So I decided to look for some positive quotes. Just reading them is a good first step, or second, or third…? Here’s one I know was meant for me:
This prompt is very difficult for me as I rarely remember my dreams. I wish I did. I love when I do, mostly. But I’m not a great sleeper, never have been, so maybe that’s why I don’t remember them.
I can tell you a very weird dream I had as a child. It was most definitely a nightmare. I was sleeping in a room with two twin beds, and I think my dad was in the other bed. I could see his outline in the dark, his back facing me. I knew that if I moved even a muscle, even to blink, the room would implode killing him. This was a recurring nightmare, showing itself perhaps every five or six months until I guess I finally outgrew it. But that’s not the weird thing.
I’m third of 11 children. I have a brother Mike who is 16 years younger than me. Finally adults, one night we were all sitting around a campfire reminiscing about growing up in such a large family and comparing differences and similarities between us. As I began telling about my recurring nightmare as a child, Mike suddenly interrupted saying, “I had that same nightmare!”
And then he went on to describe his experience, the absolute terror of having to hold himself so still in case any slight movement would make the room blow up with his dad in it.
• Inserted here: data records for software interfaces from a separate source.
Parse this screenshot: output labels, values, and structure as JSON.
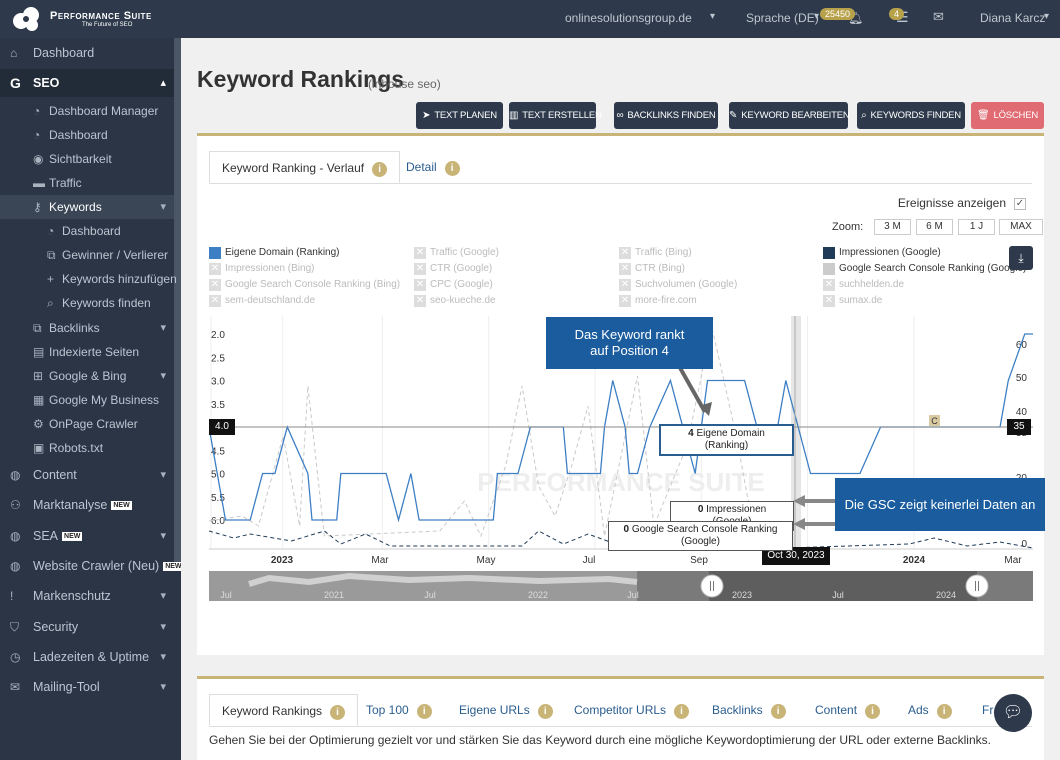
{
  "topbar": {
    "logo_title": "Performance Suite",
    "logo_subtitle": "The Future of SEO",
    "domain": "onlinesolutionsgroup.de",
    "language": "Sprache (DE)",
    "notif_count": "25450",
    "task_count": "4",
    "user": "Diana Karcz"
  },
  "sidebar": {
    "items": [
      {
        "label": "Dashboard",
        "icon": "home-icon"
      },
      {
        "label": "SEO",
        "icon": "google-g-icon"
      },
      {
        "label": "Dashboard Manager",
        "icon": "gauge-icon"
      },
      {
        "label": "Dashboard",
        "icon": "gauge-icon"
      },
      {
        "label": "Sichtbarkeit",
        "icon": "eye-icon"
      },
      {
        "label": "Traffic",
        "icon": "car-icon"
      },
      {
        "label": "Keywords",
        "icon": "key-icon"
      },
      {
        "label": "Dashboard",
        "icon": "gauge-icon"
      },
      {
        "label": "Gewinner / Verlierer",
        "icon": "external-link-icon"
      },
      {
        "label": "Keywords hinzufügen",
        "icon": "plus-icon"
      },
      {
        "label": "Keywords finden",
        "icon": "search-icon"
      },
      {
        "label": "Backlinks",
        "icon": "external-link-icon"
      },
      {
        "label": "Indexierte Seiten",
        "icon": "file-icon"
      },
      {
        "label": "Google & Bing",
        "icon": "sitemap-icon"
      },
      {
        "label": "Google My Business",
        "icon": "building-icon"
      },
      {
        "label": "OnPage Crawler",
        "icon": "crawler-icon"
      },
      {
        "label": "Robots.txt",
        "icon": "robot-icon"
      },
      {
        "label": "Content",
        "icon": "globe-icon"
      },
      {
        "label": "Marktanalyse",
        "icon": "users-icon",
        "badge": "NEW"
      },
      {
        "label": "SEA",
        "icon": "globe-icon",
        "badge": "NEW"
      },
      {
        "label": "Website Crawler (Neu)",
        "icon": "globe-icon",
        "badge": "NEW"
      },
      {
        "label": "Markenschutz",
        "icon": "exclamation-icon"
      },
      {
        "label": "Security",
        "icon": "shield-icon"
      },
      {
        "label": "Ladezeiten & Uptime",
        "icon": "speedometer-icon"
      },
      {
        "label": "Mailing-Tool",
        "icon": "envelope-icon"
      }
    ]
  },
  "page": {
    "title": "Keyword Rankings",
    "subtitle": "(inhouse seo)"
  },
  "actions": [
    {
      "label": "TEXT PLANEN",
      "icon": "paper-plane-icon"
    },
    {
      "label": "TEXT ERSTELLEN",
      "icon": "book-icon"
    },
    {
      "label": "BACKLINKS FINDEN",
      "icon": "link-icon"
    },
    {
      "label": "KEYWORD BEARBEITEN",
      "icon": "edit-icon"
    },
    {
      "label": "KEYWORDS FINDEN",
      "icon": "search-icon"
    },
    {
      "label": "LÖSCHEN",
      "icon": "trash-icon"
    }
  ],
  "tabs1": [
    {
      "label": "Keyword Ranking - Verlauf",
      "active": true
    },
    {
      "label": "Detail",
      "active": false
    }
  ],
  "events_label": "Ereignisse anzeigen",
  "zoom": {
    "label": "Zoom:",
    "buttons": [
      "3 M",
      "6 M",
      "1 J",
      "MAX"
    ]
  },
  "legend": [
    {
      "label": "Eigene Domain (Ranking)",
      "on": true,
      "color": "#3c7fc4"
    },
    {
      "label": "Traffic (Google)",
      "on": false
    },
    {
      "label": "Traffic (Bing)",
      "on": false
    },
    {
      "label": "Impressionen (Google)",
      "on": true,
      "color": "#1f3b57"
    },
    {
      "label": "Impressionen (Bing)",
      "on": false
    },
    {
      "label": "CTR (Google)",
      "on": false
    },
    {
      "label": "CTR (Bing)",
      "on": false
    },
    {
      "label": "Google Search Console Ranking (Google)",
      "on": true,
      "color": "#cccccc"
    },
    {
      "label": "Google Search Console Ranking (Bing)",
      "on": false
    },
    {
      "label": "CPC (Google)",
      "on": false
    },
    {
      "label": "Suchvolumen (Google)",
      "on": false
    },
    {
      "label": "suchhelden.de",
      "on": false
    },
    {
      "label": "sem-deutschland.de",
      "on": false
    },
    {
      "label": "seo-kueche.de",
      "on": false
    },
    {
      "label": "more-fire.com",
      "on": false
    },
    {
      "label": "sumax.de",
      "on": false
    }
  ],
  "chart_data": {
    "type": "line",
    "x_ticks": [
      "2023",
      "Mar",
      "May",
      "Jul",
      "Sep",
      "Nov",
      "2024",
      "Mar"
    ],
    "y_left_ticks": [
      "2.0",
      "2.5",
      "3.0",
      "3.5",
      "4.0",
      "4.5",
      "5.0",
      "5.5",
      "6.0"
    ],
    "y_left_range": [
      2.0,
      6.0
    ],
    "y_left_inverted": true,
    "y_right_ticks": [
      "60",
      "50",
      "40",
      "35",
      "20",
      "0"
    ],
    "y_right_range": [
      0,
      60
    ],
    "series": [
      {
        "name": "Eigene Domain (Ranking)",
        "color": "#3c7fc4",
        "points": [
          [
            0,
            4.0
          ],
          [
            0.02,
            6.0
          ],
          [
            0.05,
            6.0
          ],
          [
            0.065,
            5.0
          ],
          [
            0.08,
            5.0
          ],
          [
            0.095,
            4.0
          ],
          [
            0.12,
            5.0
          ],
          [
            0.125,
            6.0
          ],
          [
            0.155,
            6.0
          ],
          [
            0.16,
            5.0
          ],
          [
            0.215,
            5.0
          ],
          [
            0.23,
            6.0
          ],
          [
            0.245,
            5.0
          ],
          [
            0.255,
            6.0
          ],
          [
            0.345,
            6.0
          ],
          [
            0.35,
            5.0
          ],
          [
            0.375,
            5.0
          ],
          [
            0.39,
            4.0
          ],
          [
            0.43,
            4.0
          ],
          [
            0.435,
            5.0
          ],
          [
            0.475,
            5.0
          ],
          [
            0.48,
            4.0
          ],
          [
            0.49,
            3.0
          ],
          [
            0.505,
            4.0
          ],
          [
            0.51,
            5.0
          ],
          [
            0.52,
            5.0
          ],
          [
            0.535,
            4.0
          ],
          [
            0.56,
            3.0
          ],
          [
            0.59,
            5.0
          ],
          [
            0.605,
            3.0
          ],
          [
            0.65,
            3.0
          ],
          [
            0.665,
            4.0
          ],
          [
            0.69,
            4.0
          ],
          [
            0.7,
            3.0
          ],
          [
            0.73,
            5.0
          ],
          [
            0.79,
            5.0
          ],
          [
            0.815,
            4.0
          ],
          [
            0.96,
            4.0
          ],
          [
            0.97,
            3.0
          ],
          [
            0.99,
            2.0
          ],
          [
            1.0,
            2.0
          ]
        ]
      },
      {
        "name": "Impressionen (Google)",
        "color": "#1f3b57",
        "value_at_tooltip": 0
      },
      {
        "name": "Google Search Console Ranking (Google)",
        "color": "#cccccc",
        "value_at_tooltip": 0
      }
    ],
    "tooltip": {
      "date": "Oct 30, 2023",
      "rows": [
        {
          "value": "4",
          "label": "Eigene Domain (Ranking)"
        },
        {
          "value": "0",
          "label": "Impressionen (Google)"
        },
        {
          "value": "0",
          "label": "Google Search Console Ranking (Google)"
        }
      ]
    },
    "left_marker": "4.0",
    "right_marker": "35",
    "event_marker": "C",
    "navigator_ticks": [
      "Jul",
      "2021",
      "Jul",
      "2022",
      "Jul",
      "2023",
      "Jul",
      "2024"
    ]
  },
  "annotations": [
    "Das Keyword rankt auf Position 4",
    "Die GSC zeigt keinerlei Daten an"
  ],
  "tabs2": [
    {
      "label": "Keyword Rankings",
      "active": true
    },
    {
      "label": "Top 100"
    },
    {
      "label": "Eigene URLs"
    },
    {
      "label": "Competitor URLs"
    },
    {
      "label": "Backlinks"
    },
    {
      "label": "Content"
    },
    {
      "label": "Ads"
    },
    {
      "label": "Fra"
    }
  ],
  "description": "Gehen Sie bei der Optimierung gezielt vor und stärken Sie das Keyword durch eine mögliche Keywordoptimierung der URL oder externe Backlinks."
}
I couldn’t believe it. Mike likes to pull your leg and is very good at keeping a straight face when he does. But he swears it happened to him, and more than once. And what he added to his narrative jibed with what I’d experienced but not yet spoken aloud.
I’m relieved I don’t have that dream anymore, but I will always be curious how two siblings, so far apart in years, could possibly have had and still remember the same recurring nightmare.